The Digital Domain: A Demonstration is from 1983, when the CD was still very new and digital recording was still fairly new. I think I first heard of the compact disc in that year, although it would be a couple more years before I actually saw one. I probably bought this one is '85 or '86.
This CD was made to demonstrate three different things, really: the compact disc itself, digital recording, and the capabilities of various synthesizers.
1. The Digital Domain - It starts with 15 seconds of dead silence (all bits set to "0"), then fades very slowly into a recording of a creek, with trickling water and insect noises. From the distance you can hear a jet airplane approaching. Brace yourself. This was one of the most mind-blowing things I ever heard. With a good system (such as I had back then) you could make walls vibrate and windows rattle. Someone who didn't know what was happening might easily dive for the floor and say their final prayers. It gets louder and closer until you'd think the jet was going right over your head. The jet lands and is followed by other sounds of other jets taking off and landing. This fades into a monstrous synth chord and one final jet taking off.

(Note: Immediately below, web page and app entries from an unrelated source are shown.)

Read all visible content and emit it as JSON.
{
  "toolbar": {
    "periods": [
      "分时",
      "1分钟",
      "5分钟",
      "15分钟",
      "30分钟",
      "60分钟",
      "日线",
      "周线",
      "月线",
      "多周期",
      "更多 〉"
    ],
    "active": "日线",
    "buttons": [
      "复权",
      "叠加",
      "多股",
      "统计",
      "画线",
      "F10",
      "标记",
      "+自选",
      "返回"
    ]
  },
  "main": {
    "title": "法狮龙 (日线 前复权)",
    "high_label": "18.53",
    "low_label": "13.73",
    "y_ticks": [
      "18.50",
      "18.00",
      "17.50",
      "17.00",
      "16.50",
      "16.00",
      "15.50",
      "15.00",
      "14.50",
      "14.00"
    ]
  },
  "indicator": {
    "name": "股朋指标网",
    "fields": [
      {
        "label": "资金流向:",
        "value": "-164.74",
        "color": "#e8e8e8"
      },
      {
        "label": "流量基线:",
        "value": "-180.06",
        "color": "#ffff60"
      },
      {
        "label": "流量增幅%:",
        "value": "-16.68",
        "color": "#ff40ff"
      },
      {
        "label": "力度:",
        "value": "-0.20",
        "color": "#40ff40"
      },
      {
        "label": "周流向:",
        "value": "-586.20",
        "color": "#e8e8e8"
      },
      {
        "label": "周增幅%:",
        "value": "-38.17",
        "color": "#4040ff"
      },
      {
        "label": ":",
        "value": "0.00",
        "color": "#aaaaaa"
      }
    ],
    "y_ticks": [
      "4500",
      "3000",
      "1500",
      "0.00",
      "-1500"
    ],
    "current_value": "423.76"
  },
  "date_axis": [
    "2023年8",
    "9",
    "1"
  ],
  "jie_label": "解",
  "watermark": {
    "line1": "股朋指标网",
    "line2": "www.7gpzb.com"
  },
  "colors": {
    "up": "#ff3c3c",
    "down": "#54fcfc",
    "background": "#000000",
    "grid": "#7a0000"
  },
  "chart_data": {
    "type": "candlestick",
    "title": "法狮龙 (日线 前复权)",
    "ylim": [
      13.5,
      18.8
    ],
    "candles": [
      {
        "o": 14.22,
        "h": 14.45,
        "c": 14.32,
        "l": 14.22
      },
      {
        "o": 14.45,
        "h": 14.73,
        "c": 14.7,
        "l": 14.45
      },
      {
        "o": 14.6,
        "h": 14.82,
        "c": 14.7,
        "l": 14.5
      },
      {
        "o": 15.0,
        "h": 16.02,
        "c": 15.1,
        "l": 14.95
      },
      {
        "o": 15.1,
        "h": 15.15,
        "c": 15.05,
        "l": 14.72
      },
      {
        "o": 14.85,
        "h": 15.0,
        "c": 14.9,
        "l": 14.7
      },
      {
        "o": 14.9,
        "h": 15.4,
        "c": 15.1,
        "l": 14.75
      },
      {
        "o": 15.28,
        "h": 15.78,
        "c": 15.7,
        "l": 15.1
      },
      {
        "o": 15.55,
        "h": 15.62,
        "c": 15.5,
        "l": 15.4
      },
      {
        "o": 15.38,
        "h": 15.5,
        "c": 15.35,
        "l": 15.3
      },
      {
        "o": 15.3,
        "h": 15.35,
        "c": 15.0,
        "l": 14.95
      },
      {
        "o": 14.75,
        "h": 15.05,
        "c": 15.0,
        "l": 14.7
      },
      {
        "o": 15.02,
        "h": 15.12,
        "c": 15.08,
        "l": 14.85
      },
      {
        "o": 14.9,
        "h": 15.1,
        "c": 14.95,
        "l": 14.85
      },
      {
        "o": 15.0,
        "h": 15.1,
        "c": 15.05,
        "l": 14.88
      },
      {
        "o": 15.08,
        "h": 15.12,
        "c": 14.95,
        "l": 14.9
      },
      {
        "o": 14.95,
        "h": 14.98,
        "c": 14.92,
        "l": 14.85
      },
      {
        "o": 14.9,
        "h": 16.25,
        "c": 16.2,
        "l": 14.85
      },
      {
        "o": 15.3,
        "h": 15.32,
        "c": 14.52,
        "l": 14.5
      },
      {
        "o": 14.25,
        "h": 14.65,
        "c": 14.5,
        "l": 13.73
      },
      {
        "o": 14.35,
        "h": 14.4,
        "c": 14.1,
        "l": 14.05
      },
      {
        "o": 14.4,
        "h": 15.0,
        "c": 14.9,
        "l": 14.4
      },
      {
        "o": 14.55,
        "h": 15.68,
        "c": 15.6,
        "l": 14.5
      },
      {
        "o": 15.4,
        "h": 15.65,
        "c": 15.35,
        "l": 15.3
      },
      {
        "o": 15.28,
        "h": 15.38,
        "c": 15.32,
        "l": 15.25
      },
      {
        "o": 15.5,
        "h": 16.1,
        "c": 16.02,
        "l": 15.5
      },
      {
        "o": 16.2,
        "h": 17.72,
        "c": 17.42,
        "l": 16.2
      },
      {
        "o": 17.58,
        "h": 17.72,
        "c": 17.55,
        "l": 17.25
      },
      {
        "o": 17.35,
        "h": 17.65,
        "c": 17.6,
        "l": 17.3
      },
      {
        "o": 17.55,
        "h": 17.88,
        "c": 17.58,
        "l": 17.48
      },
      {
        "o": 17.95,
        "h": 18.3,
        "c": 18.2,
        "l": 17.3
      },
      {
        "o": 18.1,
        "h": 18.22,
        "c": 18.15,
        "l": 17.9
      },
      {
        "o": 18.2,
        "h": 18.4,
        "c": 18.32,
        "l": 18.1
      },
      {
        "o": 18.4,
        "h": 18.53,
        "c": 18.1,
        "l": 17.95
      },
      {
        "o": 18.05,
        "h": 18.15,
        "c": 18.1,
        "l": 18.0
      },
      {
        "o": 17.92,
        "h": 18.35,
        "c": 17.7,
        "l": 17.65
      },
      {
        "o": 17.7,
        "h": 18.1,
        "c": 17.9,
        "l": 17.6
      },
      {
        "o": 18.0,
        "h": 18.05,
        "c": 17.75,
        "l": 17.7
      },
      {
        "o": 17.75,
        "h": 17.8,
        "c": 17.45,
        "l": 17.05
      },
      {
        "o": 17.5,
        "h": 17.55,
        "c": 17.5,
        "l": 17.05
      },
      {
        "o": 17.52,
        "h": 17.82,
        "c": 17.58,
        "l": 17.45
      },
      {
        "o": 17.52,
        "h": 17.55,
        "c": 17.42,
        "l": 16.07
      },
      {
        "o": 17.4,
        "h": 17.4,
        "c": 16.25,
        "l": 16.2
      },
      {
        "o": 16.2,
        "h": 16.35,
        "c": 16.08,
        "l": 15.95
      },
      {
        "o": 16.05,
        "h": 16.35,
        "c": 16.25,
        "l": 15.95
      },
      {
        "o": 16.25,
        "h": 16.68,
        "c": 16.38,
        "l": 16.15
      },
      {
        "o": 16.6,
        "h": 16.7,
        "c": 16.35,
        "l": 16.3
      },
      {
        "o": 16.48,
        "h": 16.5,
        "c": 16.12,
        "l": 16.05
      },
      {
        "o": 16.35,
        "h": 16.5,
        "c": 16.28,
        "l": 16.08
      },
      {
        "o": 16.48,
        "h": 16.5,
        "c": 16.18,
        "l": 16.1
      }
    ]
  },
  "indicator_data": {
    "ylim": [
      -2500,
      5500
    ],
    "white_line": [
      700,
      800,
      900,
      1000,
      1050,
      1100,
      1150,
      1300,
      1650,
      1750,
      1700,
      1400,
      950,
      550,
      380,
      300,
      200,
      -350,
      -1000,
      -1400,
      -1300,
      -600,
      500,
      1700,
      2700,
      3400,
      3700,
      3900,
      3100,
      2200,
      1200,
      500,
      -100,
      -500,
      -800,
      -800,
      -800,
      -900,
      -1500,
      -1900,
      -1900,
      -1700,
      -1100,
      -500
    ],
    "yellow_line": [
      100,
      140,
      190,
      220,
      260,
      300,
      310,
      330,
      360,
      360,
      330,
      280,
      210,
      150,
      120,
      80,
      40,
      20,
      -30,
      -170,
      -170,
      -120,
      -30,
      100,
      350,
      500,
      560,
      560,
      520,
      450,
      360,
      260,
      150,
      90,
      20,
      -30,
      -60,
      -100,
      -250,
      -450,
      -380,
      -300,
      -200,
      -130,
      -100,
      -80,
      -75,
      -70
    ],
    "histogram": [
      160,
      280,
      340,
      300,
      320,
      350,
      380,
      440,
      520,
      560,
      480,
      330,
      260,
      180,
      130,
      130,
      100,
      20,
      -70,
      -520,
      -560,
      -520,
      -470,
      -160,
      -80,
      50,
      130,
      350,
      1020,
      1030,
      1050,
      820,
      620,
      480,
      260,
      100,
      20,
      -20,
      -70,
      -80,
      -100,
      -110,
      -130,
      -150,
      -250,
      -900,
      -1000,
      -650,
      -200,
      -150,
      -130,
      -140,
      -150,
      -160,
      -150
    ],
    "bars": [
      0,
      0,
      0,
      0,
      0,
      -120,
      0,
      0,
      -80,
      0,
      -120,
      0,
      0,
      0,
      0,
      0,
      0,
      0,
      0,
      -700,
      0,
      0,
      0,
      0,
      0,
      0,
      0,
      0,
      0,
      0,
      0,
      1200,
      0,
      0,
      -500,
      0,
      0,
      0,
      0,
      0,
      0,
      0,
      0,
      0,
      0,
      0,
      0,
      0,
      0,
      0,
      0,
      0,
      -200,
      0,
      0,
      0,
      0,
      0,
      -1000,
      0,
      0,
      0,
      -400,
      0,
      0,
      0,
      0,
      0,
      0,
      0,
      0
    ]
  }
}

2. Study for Reverie - A soprano voice and a trombone were recorded separately, all kinds of cool things were done to the sounds, and then they were placed in simulated reverberant environments--the trombone in a cathedral and the voice in a concert hall.
3. Lions are Growing - Words from a poem called "Rommel Drives on into Egypt" were recorded, broken down and rebuilt with a computer. Strange, but a good example of how far audio technology had already come.
4. Hologram 9 - A digital recording of a harpsichord piece. No synthesizers or computers on this one, just a harpsichord that was mic'd to emphasize the overtones produced by the instrument so the recording produces audio "illusions." You think you hear notes and chords that aren't actually being played.
5. Colony V (excerpt) - This one is all synthetic. An "orchestra" of 50 simulated violins with some other synthesized instruments and voices and digitally recorded birds, frogs and insects.
6. Specific Racquetball - A one-minute digital recording of a racquetball match. Nothing musical about it, just one of those gee-whiz things to show how sharp the sound could be with digital recording and a digital medium.
7, 8 and 9. - Excerpts from a piece called "Shaman." Percussion, bass and synthesizer. This was actually a theatre piece that was performed by a belly dancer.
10. Towers of Hanoi - All of these tracks have extensive descriptions of what's going on, how the sounds were recorded and the equipment used to record and produce them. This is one that I would have to quote the whole thing to describe it. It's based on a puzzle game in which you have to move a tower one disc at a time without it collapsing, but in this piece the discs are different pitches and the towers are different timbres.
11. Generic Racquetball - Another racquetball track, but this time instead of a specific match, it's a recording of all the courts surrouding the court that the recording equipment was in.
12. Love in the Asylum - A synthesizer piece that combines simulated real instruments with new sounds created by the composer. Like several other of the musical tracks, this would fall into the "ambient/experimental" category.
13. Venice Beach - Digital recording of said beach layered with other recordings made by something called a "waterphone."
14. Silicon Valley Breakdown (excerpt) - This is my favorite, I think. Quote: "...scored for a symphony of imaginary plucked stringed instruments. These range from a tiny 'piccolo mandolin' to an immense bass 'plucked Golden Gate Bridge.'" This is another one that is entirely synthetic.
15. Foothill Park - Digital recording of a redwood grove, featuring a bluejay and other environmental sounds.
16. Helicopter - An almost four-minute digital recording of a Huey helicopter.
The remaining tracks (17-29) are test tracks, beginning with one that allows you to check correct speaker placement, then followed by several noise generation tracks that you could use to test the output of your system. The final track is one minute of dead silence, all bits set to "0" so you can test your system's noise floor.
Like I mentioned before, the booklet that came with the CD is packed with a wealth of technical information on exactly what kind of instruments and equipment were used and exactly how they were used, often right down to describing microphone placement. This CD is no longer produced, and getting a new one will cost you more than your usual new CD, but Amazon has used ones available quite cheap. I think it would be a good buy for anyone with a CD player.